### TASK STATEMENT
When the word "classic" shows up in a line of the records below, copy that line.

[Items listed in a dataset]
=== Begin Enclosure ===
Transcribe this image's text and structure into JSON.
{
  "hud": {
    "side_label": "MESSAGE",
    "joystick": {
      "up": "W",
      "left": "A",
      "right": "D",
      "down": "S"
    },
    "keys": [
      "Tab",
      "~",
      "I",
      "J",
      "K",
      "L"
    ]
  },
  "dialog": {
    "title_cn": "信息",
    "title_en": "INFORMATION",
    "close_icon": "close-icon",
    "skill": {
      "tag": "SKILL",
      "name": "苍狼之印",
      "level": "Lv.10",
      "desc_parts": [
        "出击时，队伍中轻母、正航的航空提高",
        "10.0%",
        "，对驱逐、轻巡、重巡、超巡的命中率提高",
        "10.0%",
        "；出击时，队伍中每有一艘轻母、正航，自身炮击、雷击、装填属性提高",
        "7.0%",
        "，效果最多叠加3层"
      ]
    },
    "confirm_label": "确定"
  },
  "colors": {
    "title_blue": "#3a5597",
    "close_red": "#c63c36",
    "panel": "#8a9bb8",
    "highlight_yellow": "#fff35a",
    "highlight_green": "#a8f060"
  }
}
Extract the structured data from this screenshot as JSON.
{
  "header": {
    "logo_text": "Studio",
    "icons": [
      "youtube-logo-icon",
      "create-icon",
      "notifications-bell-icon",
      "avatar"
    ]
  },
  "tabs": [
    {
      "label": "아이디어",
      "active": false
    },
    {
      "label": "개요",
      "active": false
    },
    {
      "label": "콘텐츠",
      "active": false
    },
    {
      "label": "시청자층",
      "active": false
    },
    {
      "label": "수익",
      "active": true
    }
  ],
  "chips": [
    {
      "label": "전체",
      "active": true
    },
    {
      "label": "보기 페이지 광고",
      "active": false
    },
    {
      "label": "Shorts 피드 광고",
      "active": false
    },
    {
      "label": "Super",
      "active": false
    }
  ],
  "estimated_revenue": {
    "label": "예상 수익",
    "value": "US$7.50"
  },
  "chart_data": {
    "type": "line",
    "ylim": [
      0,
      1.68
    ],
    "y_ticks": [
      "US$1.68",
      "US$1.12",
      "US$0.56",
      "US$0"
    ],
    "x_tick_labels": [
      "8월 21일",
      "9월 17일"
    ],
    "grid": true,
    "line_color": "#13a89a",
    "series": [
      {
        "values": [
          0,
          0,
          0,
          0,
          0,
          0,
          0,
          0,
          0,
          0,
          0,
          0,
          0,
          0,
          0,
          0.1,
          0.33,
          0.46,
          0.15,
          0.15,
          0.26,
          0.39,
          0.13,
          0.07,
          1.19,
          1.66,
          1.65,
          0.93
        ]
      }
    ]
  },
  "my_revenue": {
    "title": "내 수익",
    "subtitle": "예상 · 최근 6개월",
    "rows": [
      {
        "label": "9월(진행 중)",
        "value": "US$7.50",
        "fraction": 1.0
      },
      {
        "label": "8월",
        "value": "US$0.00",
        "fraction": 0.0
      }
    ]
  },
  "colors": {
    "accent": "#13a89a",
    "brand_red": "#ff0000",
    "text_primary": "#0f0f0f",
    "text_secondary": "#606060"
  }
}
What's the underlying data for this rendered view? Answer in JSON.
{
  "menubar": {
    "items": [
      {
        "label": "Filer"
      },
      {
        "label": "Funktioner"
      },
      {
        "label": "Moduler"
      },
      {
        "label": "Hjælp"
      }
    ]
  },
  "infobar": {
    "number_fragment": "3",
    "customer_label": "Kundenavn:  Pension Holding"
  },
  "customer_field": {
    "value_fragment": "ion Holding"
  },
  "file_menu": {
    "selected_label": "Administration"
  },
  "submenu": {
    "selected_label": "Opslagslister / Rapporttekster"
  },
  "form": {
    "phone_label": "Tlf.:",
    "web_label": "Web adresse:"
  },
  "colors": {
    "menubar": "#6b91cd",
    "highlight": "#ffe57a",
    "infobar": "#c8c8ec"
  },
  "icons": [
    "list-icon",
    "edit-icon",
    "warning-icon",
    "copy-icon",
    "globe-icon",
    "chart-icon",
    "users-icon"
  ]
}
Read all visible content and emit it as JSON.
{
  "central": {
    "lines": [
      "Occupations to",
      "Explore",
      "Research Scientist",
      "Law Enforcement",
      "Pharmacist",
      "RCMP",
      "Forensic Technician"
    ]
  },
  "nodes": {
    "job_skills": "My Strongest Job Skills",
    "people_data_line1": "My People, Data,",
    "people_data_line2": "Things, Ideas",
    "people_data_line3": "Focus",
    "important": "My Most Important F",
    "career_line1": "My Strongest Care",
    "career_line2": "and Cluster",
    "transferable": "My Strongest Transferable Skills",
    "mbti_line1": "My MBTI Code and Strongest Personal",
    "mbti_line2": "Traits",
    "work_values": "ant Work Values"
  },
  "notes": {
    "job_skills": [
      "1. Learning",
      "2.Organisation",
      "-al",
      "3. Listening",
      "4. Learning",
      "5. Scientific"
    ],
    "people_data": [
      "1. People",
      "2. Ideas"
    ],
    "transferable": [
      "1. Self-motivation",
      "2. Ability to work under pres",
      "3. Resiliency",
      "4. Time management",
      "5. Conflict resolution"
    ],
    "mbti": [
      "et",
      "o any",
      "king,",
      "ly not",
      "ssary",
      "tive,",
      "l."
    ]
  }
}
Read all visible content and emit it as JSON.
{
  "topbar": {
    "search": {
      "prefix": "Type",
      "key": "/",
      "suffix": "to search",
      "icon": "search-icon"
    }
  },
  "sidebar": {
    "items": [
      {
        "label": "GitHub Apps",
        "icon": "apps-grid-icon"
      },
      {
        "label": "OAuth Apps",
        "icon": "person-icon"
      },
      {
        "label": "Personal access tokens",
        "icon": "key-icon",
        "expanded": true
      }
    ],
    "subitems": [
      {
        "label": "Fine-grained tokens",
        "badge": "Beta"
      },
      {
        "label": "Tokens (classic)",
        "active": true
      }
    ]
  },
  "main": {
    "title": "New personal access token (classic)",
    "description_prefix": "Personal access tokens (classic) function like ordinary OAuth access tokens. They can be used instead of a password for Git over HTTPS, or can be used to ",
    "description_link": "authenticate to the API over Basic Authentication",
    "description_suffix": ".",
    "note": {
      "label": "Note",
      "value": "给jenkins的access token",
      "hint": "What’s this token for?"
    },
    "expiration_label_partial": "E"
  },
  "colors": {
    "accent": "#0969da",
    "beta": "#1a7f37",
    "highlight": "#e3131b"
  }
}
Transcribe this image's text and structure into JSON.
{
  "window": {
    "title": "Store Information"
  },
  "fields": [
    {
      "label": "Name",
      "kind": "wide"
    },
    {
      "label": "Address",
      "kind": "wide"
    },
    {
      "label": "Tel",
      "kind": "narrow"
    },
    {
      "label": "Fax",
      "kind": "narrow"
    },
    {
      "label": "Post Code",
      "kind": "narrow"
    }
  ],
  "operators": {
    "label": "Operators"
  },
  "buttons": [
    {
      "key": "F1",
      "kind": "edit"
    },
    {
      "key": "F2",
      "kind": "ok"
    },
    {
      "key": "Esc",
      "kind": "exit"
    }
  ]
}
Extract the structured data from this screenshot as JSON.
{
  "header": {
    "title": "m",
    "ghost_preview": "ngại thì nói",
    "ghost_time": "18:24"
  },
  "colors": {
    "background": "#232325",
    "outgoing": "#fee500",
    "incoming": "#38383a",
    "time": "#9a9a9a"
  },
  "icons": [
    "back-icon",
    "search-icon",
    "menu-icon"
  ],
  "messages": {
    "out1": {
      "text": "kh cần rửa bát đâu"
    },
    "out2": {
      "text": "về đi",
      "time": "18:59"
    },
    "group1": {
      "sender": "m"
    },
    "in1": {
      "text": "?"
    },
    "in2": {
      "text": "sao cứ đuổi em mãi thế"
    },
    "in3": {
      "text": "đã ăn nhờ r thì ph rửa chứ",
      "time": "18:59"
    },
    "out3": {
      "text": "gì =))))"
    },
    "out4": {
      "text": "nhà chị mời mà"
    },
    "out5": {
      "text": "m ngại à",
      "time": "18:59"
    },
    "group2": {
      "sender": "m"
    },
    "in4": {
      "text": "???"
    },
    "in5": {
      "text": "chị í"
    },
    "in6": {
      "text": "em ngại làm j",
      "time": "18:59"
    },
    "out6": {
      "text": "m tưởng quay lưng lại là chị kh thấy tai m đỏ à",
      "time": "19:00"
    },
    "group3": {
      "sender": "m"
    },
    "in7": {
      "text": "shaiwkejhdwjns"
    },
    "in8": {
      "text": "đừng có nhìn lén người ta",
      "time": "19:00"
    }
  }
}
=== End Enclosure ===
### YOUR SOLUTION
        "label": "Tokens (classic)",
    "title": "New personal access token (classic)",
    "description_prefix": "Personal access tokens (classic) function like ordinary OAuth access tokens. They can be used instead of a password for Git over HTTPS, or can be used to ",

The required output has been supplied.